## GIVEN RECORDS
⟨

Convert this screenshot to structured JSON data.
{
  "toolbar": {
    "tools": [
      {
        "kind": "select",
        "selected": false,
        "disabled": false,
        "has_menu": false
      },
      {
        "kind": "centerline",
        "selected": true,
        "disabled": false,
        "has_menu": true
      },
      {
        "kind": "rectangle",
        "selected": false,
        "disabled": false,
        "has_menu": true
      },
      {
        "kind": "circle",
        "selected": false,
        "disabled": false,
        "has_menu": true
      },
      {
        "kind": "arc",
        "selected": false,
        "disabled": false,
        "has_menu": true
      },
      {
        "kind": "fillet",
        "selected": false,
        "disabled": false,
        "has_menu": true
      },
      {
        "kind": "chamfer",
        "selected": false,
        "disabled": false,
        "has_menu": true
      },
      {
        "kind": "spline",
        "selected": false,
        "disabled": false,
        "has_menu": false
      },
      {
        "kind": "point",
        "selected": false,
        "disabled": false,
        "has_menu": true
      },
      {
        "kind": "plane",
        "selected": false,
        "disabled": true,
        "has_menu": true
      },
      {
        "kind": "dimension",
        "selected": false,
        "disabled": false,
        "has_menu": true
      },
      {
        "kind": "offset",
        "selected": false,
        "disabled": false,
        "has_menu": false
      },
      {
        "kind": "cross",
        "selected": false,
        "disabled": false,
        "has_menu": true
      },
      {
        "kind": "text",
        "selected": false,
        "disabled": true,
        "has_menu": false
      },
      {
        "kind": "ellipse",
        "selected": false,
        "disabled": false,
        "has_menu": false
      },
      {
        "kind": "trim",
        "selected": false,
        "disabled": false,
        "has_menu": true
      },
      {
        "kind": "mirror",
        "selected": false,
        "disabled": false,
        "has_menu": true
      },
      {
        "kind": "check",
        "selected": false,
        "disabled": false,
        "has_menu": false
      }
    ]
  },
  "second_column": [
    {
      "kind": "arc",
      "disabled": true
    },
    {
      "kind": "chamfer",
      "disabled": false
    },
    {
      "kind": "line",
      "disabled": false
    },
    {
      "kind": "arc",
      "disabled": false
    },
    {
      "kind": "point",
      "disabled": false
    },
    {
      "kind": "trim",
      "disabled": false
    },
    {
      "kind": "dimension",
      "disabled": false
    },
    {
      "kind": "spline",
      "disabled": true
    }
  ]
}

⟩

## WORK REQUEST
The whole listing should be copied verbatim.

## REPLY TO THE EXERCISE
Convert this screenshot to structured JSON data.
{
  "toolbar": {
    "tools": [
      {
        "kind": "select",
        "selected": false,
        "disabled": false,
        "has_menu": false
      },
      {
        "kind": "centerline",
        "selected": true,
        "disabled": false,
        "has_menu": true
      },
      {
        "kind": "rectangle",
        "selected": false,
        "disabled": false,
        "has_menu": true
      },
      {
        "kind": "circle",
        "selected": false,
        "disabled": false,
        "has_menu": true
      },
      {
        "kind": "arc",
        "selected": false,
        "disabled": false,
        "has_menu": true
      },
      {
        "kind": "fillet",
        "selected": false,
        "disabled": false,
        "has_menu": true
      },
      {
        "kind": "chamfer",
        "selected": false,
        "disabled": false,
        "has_menu": true
      },
      {
        "kind": "spline",
        "selected": false,
        "disabled": false,
        "has_menu": false
      },
      {
        "kind": "point",
        "selected": false,
        "disabled": false,
        "has_menu": true
      },
      {
        "kind": "plane",
        "selected": false,
        "disabled": true,
        "has_menu": true
      },
      {
        "kind": "dimension",
        "selected": false,
        "disabled": false,
        "has_menu": true
      },
      {
        "kind": "offset",
        "selected": false,
        "disabled": false,
        "has_menu": false
      },
      {
        "kind": "cross",
        "selected": false,
        "disabled": false,
        "has_menu": true
      },
      {
        "kind": "text",
        "selected": false,
        "disabled": true,
        "has_menu": false
      },
      {
        "kind": "ellipse",
        "selected": false,
        "disabled": false,
        "has_menu": false
      },
      {
        "kind": "trim",
        "selected": false,
        "disabled": false,
        "has_menu": true
      },
      {
        "kind": "mirror",
        "selected": false,
        "disabled": false,
        "has_menu": true
      },
      {
        "kind": "check",
        "selected": false,
        "disabled": false,
        "has_menu": false
      }
    ]
  },
  "second_column": [
    {
      "kind": "arc",
      "disabled": true
    },
    {
      "kind": "chamfer",
      "disabled": false
    },
    {
      "kind": "line",
      "disabled": false
    },
    {
      "kind": "arc",
      "disabled": false
    },
    {
      "kind": "point",
      "disabled": false
    },
    {
      "kind": "trim",
      "disabled": false
    },
    {
      "kind": "dimension",
      "disabled": false
    },
    {
      "kind": "spline",
      "disabled": true
    }
  ]
}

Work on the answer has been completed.